|Cooperative Classification||Y10S435/807, C12Q1/46, G01N31/224|
|European Classification||C12Q1/46, G01N31/22D2|
|Aug 13, 1981||AS||Assignment|
Owner name: MIDWEST RESEARCH INSTITUTE, 425 VOLKER BLVD., KANS
Free format text: ASSIGNMENT OF ASSIGNORS INTEREST.;ASSIGNOR:GROW, ANN E.;REEL/FRAME:003908/0666
Effective date: 19810804
Owner name: MIDWEST RESEARCH INSTITUTE, MISSOURI
Free format text: ASSIGNMENT OF ASSIGNORS INTEREST;ASSIGNOR:GROW, ANN E.;REEL/FRAME:003908/0666
Effective date: 19810804
|Jun 6, 1987||REMI||Maintenance fee reminder mailed|
|Jun 14, 1987||REMI||Maintenance fee reminder mailed|
|Aug 27, 1987||SULP||Surcharge for late payment|
|Aug 27, 1987||FPAY||Fee payment|
Year of fee payment: 4
|Jun 4, 1991||REMI||Maintenance fee reminder mailed|
|Oct 27, 1991||LAPS||Lapse for failure to pay maintenance fees|
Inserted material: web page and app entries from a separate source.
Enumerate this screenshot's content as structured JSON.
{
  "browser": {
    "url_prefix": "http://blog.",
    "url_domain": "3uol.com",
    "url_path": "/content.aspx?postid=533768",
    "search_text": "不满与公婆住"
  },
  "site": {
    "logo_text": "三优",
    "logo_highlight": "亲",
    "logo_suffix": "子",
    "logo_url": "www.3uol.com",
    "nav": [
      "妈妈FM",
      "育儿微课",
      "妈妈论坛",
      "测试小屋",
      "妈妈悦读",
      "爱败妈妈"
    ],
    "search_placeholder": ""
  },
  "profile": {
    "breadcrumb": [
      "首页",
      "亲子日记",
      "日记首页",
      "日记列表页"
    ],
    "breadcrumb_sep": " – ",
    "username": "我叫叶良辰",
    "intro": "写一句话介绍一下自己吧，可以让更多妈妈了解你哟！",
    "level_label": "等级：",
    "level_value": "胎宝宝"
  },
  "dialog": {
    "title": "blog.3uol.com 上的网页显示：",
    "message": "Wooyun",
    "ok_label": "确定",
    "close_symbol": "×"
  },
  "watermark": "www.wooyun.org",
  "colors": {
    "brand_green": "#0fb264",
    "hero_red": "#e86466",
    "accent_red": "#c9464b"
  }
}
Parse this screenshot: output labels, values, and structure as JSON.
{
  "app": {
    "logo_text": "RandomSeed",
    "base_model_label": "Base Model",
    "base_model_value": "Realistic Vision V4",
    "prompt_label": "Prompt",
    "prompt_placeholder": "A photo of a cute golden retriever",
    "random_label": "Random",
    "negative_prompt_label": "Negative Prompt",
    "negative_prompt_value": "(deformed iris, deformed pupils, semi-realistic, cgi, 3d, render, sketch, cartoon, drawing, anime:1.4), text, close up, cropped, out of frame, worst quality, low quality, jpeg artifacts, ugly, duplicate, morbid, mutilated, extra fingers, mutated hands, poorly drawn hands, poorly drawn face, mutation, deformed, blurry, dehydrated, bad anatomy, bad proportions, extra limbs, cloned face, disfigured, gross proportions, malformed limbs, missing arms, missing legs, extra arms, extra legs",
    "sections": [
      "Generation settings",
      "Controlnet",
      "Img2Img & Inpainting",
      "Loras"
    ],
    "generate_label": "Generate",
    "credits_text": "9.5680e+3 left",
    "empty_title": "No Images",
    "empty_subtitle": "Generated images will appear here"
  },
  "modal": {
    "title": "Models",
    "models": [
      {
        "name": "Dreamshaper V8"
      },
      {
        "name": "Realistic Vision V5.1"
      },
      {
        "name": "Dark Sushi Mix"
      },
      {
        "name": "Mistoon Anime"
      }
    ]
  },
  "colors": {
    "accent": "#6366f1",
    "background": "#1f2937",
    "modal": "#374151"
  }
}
|Jan 7, 1992||FP||Expired due to failure to pay maintenance fee|
Effective date: 19911027